Southern Baptist volunteers were hard at work over the weekend, helping put lives back together following deadly storms that struck the Southeast last week. At least nine people died, homes were destroyed and thousands were without power following several tornadoes that hit the region.
In Alabama, Davey Lyon spent a lot of time flipping burgers. He and around 20 volunteers served food from his church’s pull-behind grill to the people of Selma in the aftermath of a tornado that hit their city Jan. 12.
“It’s pretty bad in Selma. Think of Tuscaloosa, just on a smaller scale,” said Lyon, pastor of Imago Dei Church at the 45 in nearby Lowndes County, referring to the tornado that tore through the middle of Tuscaloosa in 2011. “In Selma, it started on the west end and came all the way through town.”
Huge trees were downed, houses are destroyed and power is out for many in the city.
Lyon said looking at the damage, “it’s only by God’s grace that there aren’t hundreds of casualties.”
Putting lives back together
And the people of Selma know that, he said. His wife, Amber, said as she talked to people in the community, they’re just grateful to be alive and thankful for the people who are coming in to help them put their lives back together.
That includes Alabama Baptist Disaster Relief teams who are working hard to clear neighborhoods and fill job requests.
Mark Wakefield, state disaster relief strategist, said volunteers have gotten a lot of traction in their first couple of days and are making good progress.
He said the big trees that lined the streets of Selma slowed chainsaw teams down at first, but they got it done.
Hard-hit areas receiving help
Wakefield said Elkdale Baptist Church was a “phenomenal host” for teams as a command center. Teams from Walker, St. Clair, Pickens, Colbert Lauderdale, Shelby and North Jefferson Baptist associations as well as others volunteered to help.
He said teams are also working in the hard-hit areas of Autauga, Elmore, Coosa and Tallapoosa counties.
Lyon and other volunteers fed teams in Selma, along with Alabama Power employees and Selma residents. He said God recently provided the church with the grill and other equipment.
‘Hands and feet of Jesus’
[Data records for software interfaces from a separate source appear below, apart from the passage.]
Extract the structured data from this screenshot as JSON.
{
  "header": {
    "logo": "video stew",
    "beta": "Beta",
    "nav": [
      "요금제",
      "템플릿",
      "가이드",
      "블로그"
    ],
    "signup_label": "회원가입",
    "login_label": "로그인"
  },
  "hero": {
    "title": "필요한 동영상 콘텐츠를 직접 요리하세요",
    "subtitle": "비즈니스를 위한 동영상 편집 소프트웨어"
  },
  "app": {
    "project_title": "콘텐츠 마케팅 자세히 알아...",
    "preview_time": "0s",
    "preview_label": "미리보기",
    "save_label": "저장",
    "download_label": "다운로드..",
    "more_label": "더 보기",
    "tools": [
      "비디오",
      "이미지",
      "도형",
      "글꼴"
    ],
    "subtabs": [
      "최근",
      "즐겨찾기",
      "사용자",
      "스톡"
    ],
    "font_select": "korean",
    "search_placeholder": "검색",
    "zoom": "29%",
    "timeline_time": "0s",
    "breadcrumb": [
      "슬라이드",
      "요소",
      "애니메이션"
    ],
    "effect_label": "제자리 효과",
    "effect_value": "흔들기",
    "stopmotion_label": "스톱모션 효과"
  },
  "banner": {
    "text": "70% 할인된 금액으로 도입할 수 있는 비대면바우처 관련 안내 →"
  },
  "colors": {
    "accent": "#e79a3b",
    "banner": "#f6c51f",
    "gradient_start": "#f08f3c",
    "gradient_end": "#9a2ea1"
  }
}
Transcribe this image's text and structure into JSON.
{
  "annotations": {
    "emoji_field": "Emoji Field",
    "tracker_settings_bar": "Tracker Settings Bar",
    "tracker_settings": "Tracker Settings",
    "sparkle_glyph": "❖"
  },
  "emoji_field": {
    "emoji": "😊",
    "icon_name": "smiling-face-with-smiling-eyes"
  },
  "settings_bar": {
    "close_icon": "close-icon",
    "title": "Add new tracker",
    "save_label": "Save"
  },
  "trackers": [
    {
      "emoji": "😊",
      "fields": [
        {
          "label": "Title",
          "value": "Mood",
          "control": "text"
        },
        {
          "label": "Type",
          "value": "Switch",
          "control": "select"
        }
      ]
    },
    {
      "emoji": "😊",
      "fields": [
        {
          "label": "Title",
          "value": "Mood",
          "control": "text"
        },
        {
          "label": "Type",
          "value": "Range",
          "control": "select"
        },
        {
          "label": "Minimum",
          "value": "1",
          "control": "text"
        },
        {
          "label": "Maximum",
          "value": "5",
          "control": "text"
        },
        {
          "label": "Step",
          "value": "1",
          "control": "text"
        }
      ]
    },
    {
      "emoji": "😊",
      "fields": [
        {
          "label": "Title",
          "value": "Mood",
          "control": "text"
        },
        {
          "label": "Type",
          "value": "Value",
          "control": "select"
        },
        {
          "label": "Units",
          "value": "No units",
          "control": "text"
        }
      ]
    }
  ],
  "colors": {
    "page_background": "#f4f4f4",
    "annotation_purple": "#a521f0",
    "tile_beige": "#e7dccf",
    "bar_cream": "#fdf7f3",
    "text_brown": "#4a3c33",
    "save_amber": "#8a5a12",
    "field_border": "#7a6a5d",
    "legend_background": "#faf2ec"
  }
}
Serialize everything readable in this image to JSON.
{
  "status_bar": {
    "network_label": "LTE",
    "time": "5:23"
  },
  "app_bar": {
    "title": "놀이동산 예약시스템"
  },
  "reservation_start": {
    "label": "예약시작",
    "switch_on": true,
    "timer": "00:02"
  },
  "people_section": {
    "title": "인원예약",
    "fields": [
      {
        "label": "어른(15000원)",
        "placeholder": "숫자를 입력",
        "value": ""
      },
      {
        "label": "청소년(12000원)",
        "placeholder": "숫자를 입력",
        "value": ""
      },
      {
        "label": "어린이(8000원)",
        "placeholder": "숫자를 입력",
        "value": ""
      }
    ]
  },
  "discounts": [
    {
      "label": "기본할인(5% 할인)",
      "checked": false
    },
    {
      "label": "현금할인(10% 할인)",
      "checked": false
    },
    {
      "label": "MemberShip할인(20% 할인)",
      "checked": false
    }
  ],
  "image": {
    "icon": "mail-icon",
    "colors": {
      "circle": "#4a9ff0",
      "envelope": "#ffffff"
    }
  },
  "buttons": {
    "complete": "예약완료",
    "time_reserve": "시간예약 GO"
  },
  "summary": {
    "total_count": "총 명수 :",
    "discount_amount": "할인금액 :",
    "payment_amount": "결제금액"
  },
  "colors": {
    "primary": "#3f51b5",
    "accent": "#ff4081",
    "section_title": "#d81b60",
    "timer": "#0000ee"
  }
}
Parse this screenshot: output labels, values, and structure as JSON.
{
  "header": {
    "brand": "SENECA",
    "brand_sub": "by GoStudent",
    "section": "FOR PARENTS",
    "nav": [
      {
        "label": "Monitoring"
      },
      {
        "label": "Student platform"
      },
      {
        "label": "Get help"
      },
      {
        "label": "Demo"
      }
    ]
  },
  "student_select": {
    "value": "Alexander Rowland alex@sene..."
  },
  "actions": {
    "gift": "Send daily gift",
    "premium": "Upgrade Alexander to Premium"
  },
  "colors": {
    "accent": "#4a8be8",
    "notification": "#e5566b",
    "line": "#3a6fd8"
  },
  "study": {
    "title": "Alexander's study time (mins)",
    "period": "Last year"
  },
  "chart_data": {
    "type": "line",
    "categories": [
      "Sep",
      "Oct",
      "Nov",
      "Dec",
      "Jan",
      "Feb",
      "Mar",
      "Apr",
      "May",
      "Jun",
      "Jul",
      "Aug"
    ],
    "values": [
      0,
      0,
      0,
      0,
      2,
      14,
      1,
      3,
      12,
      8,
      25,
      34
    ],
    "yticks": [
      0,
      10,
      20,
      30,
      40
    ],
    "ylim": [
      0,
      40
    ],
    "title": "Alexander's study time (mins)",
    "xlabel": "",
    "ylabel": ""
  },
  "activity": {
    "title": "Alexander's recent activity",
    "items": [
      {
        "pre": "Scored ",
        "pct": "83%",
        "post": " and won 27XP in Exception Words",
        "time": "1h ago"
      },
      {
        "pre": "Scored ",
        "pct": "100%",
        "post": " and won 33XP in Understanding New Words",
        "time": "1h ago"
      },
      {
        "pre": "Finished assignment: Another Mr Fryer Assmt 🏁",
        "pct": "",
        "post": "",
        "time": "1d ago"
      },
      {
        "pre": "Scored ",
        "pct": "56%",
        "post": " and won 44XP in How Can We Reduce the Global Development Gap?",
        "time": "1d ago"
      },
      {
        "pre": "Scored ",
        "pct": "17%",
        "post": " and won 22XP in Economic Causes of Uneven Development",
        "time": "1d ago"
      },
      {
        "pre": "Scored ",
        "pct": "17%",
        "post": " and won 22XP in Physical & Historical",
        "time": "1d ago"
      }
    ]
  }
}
And he’s seen God meet their needs too as they’ve grilled. The night the tornado hit, he bought $700 worth of food, and he had one person bring him $200 and another person $500 without him asking or disclosing the total cost of food to either of them.
“We made 180 boxes and got those out that first day (Jan. 13),” Lyon said.
After giving out that food, he went back to Sam’s to buy food for the next day and doubled the amount — around $1,300 of food.
“Then I got a text from a guy we were able to give some food to that day, and he said his company wanted to cover it,” Lyon said. “God has just provided.”
He said they were able to prepare 400 meal boxes Saturday (Jan. 14), and about $8,000 worth of donations have come in since then from people who have seen the posts on social media and want to help.
Because of all the donations, volunteers from Imago Dei were able to cook for the community several more times. “We just want to meet needs and be the hands and feet of Jesus,” Lyon said.
In Georgia, chainsaw crews from Georgia Baptist churches worked for two weeks removing trees from homes and property in Griffin and other hard-hit communities.
They began arriving within hours of the tornado outbreak that’s being blamed for two deaths and widespread property damage.
“It’s bad,” said Dwain Carter, leader of Georgia Baptist Disaster Relief. “There are lots of trees on homes. It’s a major tornado zone.”
Along with the chainsaw crews, Carter deployed chaplains, damage assessors and volunteers to man a feeding station, showers and a mobile laundromat.
Georgia Gov. Brian Kemp said first responders worked Thursday and Friday (Jan. 12–13) to rescue families from collapsed homes.
“We know people that were stranded in homes where literally the whole house collapsed, and they were under the crawl space,” Kemp said in a briefing for reporters on Friday.
Kemp said the storm system caused damage across the state. Some of the worst damage, he said, was in Troup County near the Alabama line where more than 100 homes were damaged there and at least 12 people were taken to the hospital.
Georgia Emergency Management and Homeland Security Director James Stallings said a 5-year-old in Butts County was killed when a tree fell on the vehicle the child was riding in; the child’s parent, who was driving, suffered critical injuries.
Kemp said a Georgia Department of Transportation worker also was killed while responding to storm damage.
EDITOR’S NOTE — This story was written by Grace Thornton, with reporting by Roger Alford, The Christian Index.